A cybercriminal strategy that renders an online service temporarily unavailable to customers and other users by holding up or interrupting a host server’s services, a distributed denial of service (DDoS) attack can cause havoc for any enterprise.

A DDoS style attack is typically unleashed from multiple compromised computers. This network of devices can be positioned all over the world and is commonly known as a botnet. What makes a DDoS attack different from regular denial of service (DoS) attacks is the way it utilises only a single network connection to send a torrent of unwanted traffic to its intended victim to knock it offline. In the following sections, we’ll examine three different kinds of DDoS attacks your enterprise may encounter.

UDP flood attacks

A UDP flood-type assault refers to a DDoS attack that attempts to flood its victim with User Datagram Protocol packets. The aim of this attack is to hit a remote host’s random ports with a flood of incoming traffic. This forces the host server to check repeatedly for an application receiving at each port, and when it finds no application present, it responds with a packet stating that the destination is unreachable. Designed to drain the host server’s resources, it can eventually result in it becoming inaccessible.

ICMP Flood

Employing similar tactics to the UDP flood methods, an ICMP flood attack swamps the victim’s server with ICMP Echo Request packets, also known as Ping packets. This approach generally sends packets rapidly and doesn’t wait for responses. This kind of attack can quickly consume not just incoming but outgoing bandwidth, as the target’s servers will usually try to reply with ICMP Echo Reply type packets, leading the system to slow down substantially overall.

SYN Flood

SYN flood DDoS attacks work by exploiting a known vulnerability within a TCP connection sequence. A SYN request is used to instigate a TCP connection with a target host but must be replied to by a dedicated SYN-ACK reply from the host, before being acknowledged by an ACK reply from the requester. During a SYN flood attack, the requester issues multiple SYN requests, but then transmits the SYN requests from an IP address that has been spoofed or simply doesn’t answer the SYN-ACK response issued by the host. Both tactics result in the target host server waiting continually for a confirmation for the requests, effectively tying up resources. Eventually, when new connections don’t happen, a denial of service occurs.

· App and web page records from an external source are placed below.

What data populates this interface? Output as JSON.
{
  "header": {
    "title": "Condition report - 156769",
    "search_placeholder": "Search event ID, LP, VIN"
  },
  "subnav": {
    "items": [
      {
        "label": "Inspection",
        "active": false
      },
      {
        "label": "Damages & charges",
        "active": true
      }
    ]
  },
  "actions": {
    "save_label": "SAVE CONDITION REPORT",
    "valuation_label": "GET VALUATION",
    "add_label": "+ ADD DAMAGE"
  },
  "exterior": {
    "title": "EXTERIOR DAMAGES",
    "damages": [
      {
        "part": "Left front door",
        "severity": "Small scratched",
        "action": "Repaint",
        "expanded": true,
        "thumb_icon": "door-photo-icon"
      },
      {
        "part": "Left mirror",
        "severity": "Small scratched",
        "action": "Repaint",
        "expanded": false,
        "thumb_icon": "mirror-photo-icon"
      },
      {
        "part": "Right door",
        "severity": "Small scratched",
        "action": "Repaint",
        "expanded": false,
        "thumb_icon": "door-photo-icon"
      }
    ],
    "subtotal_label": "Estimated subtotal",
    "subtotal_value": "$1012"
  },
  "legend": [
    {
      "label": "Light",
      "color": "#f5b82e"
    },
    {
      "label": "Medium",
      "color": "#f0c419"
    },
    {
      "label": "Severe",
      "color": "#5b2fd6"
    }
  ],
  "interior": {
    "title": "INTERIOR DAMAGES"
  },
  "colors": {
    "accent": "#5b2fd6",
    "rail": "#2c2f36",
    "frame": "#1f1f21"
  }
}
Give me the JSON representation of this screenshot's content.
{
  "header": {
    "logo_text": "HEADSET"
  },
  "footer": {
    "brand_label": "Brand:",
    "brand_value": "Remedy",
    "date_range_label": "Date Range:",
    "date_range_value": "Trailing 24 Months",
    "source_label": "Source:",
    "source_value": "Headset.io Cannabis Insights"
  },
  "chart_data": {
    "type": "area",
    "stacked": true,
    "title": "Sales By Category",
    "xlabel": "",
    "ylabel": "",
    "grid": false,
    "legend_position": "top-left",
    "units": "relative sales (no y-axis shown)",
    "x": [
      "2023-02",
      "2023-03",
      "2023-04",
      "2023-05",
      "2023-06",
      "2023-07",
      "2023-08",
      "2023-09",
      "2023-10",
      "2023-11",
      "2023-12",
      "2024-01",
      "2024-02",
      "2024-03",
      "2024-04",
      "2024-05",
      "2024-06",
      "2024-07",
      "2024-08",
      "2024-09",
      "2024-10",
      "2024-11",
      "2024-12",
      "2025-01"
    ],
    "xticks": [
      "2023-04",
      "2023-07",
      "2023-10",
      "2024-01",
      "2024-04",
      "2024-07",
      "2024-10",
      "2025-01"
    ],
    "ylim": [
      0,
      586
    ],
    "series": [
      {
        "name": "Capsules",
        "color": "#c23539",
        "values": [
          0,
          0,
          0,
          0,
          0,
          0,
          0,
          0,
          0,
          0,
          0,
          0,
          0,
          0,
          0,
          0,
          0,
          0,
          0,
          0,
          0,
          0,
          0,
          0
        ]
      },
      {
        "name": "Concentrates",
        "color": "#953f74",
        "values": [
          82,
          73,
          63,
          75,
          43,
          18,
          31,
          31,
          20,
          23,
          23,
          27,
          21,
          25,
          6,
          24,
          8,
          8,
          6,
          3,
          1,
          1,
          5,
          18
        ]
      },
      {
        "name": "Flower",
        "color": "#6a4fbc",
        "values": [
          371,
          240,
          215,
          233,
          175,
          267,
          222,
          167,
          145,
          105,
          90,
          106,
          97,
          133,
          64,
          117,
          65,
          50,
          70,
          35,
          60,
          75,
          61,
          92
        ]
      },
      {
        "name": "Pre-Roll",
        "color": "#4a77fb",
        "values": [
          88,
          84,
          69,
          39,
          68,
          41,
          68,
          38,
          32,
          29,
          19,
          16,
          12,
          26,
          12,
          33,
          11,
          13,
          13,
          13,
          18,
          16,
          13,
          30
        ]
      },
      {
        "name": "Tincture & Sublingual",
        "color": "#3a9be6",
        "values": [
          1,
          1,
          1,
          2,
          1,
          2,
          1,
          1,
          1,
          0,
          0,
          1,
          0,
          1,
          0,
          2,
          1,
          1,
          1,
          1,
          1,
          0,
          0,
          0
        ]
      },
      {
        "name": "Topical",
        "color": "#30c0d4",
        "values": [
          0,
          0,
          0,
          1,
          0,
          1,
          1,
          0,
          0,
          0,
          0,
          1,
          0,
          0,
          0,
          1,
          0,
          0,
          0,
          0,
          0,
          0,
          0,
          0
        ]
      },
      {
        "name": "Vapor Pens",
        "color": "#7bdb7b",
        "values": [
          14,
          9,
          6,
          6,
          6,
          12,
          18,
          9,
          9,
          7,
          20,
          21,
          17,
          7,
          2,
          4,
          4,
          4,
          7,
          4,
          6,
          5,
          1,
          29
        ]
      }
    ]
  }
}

Keep your company content protected

Staying informed of the latest forms of assault launched by malicious operators is a wise move when protecting your organisation from cyberattacks. At Galaxkey, we understand that maintaining a robust infrastructure with rigorous data security protocols in place is critical to remaining resilient and fending off attacks, so we have built a secure platform for firms. Featuring powerful three-layer encryption based on the onion model and an innovative toolkit that allows you to send and receive data securely, you’ll be well-equipped to handle the latest threats aimed at enterprises. Get in touch today for an online demonstration.